Task instructions: Copy all of the records word for word.

___ Information given

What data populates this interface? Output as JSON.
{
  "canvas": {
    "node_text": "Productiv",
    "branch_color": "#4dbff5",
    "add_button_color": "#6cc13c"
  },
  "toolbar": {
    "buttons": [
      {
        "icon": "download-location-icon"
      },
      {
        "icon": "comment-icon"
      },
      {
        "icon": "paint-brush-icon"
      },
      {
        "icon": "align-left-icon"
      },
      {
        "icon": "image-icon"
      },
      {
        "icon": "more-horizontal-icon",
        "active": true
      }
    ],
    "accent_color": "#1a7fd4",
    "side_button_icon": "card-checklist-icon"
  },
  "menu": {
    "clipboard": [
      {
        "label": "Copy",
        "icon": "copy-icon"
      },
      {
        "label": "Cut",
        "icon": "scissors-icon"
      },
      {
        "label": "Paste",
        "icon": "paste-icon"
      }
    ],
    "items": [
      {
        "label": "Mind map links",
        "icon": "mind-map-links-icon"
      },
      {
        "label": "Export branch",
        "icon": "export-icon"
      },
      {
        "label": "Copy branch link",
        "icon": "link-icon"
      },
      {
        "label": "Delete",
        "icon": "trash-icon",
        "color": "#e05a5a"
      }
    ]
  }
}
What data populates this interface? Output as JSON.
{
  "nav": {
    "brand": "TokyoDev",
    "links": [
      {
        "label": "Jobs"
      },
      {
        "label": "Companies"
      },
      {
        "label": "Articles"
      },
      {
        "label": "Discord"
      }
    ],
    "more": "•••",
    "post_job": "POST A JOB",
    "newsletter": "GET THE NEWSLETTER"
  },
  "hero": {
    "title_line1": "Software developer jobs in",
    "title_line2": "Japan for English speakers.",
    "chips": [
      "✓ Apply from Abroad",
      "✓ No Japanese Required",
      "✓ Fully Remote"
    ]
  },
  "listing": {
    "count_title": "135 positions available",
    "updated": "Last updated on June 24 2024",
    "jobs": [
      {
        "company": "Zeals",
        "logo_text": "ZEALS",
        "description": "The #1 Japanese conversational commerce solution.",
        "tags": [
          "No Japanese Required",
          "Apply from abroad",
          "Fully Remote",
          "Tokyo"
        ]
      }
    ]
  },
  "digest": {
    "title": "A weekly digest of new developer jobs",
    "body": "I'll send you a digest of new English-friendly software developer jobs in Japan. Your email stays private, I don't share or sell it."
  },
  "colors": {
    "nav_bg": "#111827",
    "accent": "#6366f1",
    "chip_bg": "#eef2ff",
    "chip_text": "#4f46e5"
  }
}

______

Exercise answer:
What data populates this interface? Output as JSON.
{
  "canvas": {
    "node_text": "Productiv",
    "branch_color": "#4dbff5",
    "add_button_color": "#6cc13c"
  },
  "toolbar": {
    "buttons": [
      {
        "icon": "download-location-icon"
      },
      {
        "icon": "comment-icon"
      },
      {
        "icon": "paint-brush-icon"
      },
      {
        "icon": "align-left-icon"
      },
      {
        "icon": "image-icon"
      },
      {
        "icon": "more-horizontal-icon",
        "active": true
      }
    ],
    "accent_color": "#1a7fd4",
    "side_button_icon": "card-checklist-icon"
  },
  "menu": {
    "clipboard": [
      {
        "label": "Copy",
        "icon": "copy-icon"
      },
      {
        "label": "Cut",
        "icon": "scissors-icon"
      },
      {
        "label": "Paste",
        "icon": "paste-icon"
      }
    ],
    "items": [
      {
        "label": "Mind map links",
        "icon": "mind-map-links-icon"
      },
      {
        "label": "Export branch",
        "icon": "export-icon"
      },
      {
        "label": "Copy branch link",
        "icon": "link-icon"
      },
      {
        "label": "Delete",
        "icon": "trash-icon",
        "color": "#e05a5a"
      }
    ]
  }
}
What data populates this interface? Output as JSON.
{
  "nav": {
    "brand": "TokyoDev",
    "links": [
      {
        "label": "Jobs"
      },
      {
        "label": "Companies"
      },
      {
        "label": "Articles"
      },
      {
        "label": "Discord"
      }
    ],
    "more": "•••",
    "post_job": "POST A JOB",
    "newsletter": "GET THE NEWSLETTER"
  },
  "hero": {
    "title_line1": "Software developer jobs in",
    "title_line2": "Japan for English speakers.",
    "chips": [
      "✓ Apply from Abroad",
      "✓ No Japanese Required",
      "✓ Fully Remote"
    ]
  },
  "listing": {
    "count_title": "135 positions available",
    "updated": "Last updated on June 24 2024",
    "jobs": [
      {
        "company": "Zeals",
        "logo_text": "ZEALS",
        "description": "The #1 Japanese conversational commerce solution.",
        "tags": [
          "No Japanese Required",
          "Apply from abroad",
          "Fully Remote",
          "Tokyo"
        ]
      }
    ]
  },
  "digest": {
    "title": "A weekly digest of new developer jobs",
    "body": "I'll send you a digest of new English-friendly software developer jobs in Japan. Your email stays private, I don't share or sell it."
  },
  "colors": {
    "nav_bg": "#111827",
    "accent": "#6366f1",
    "chip_bg": "#eef2ff",
    "chip_text": "#4f46e5"
  }
}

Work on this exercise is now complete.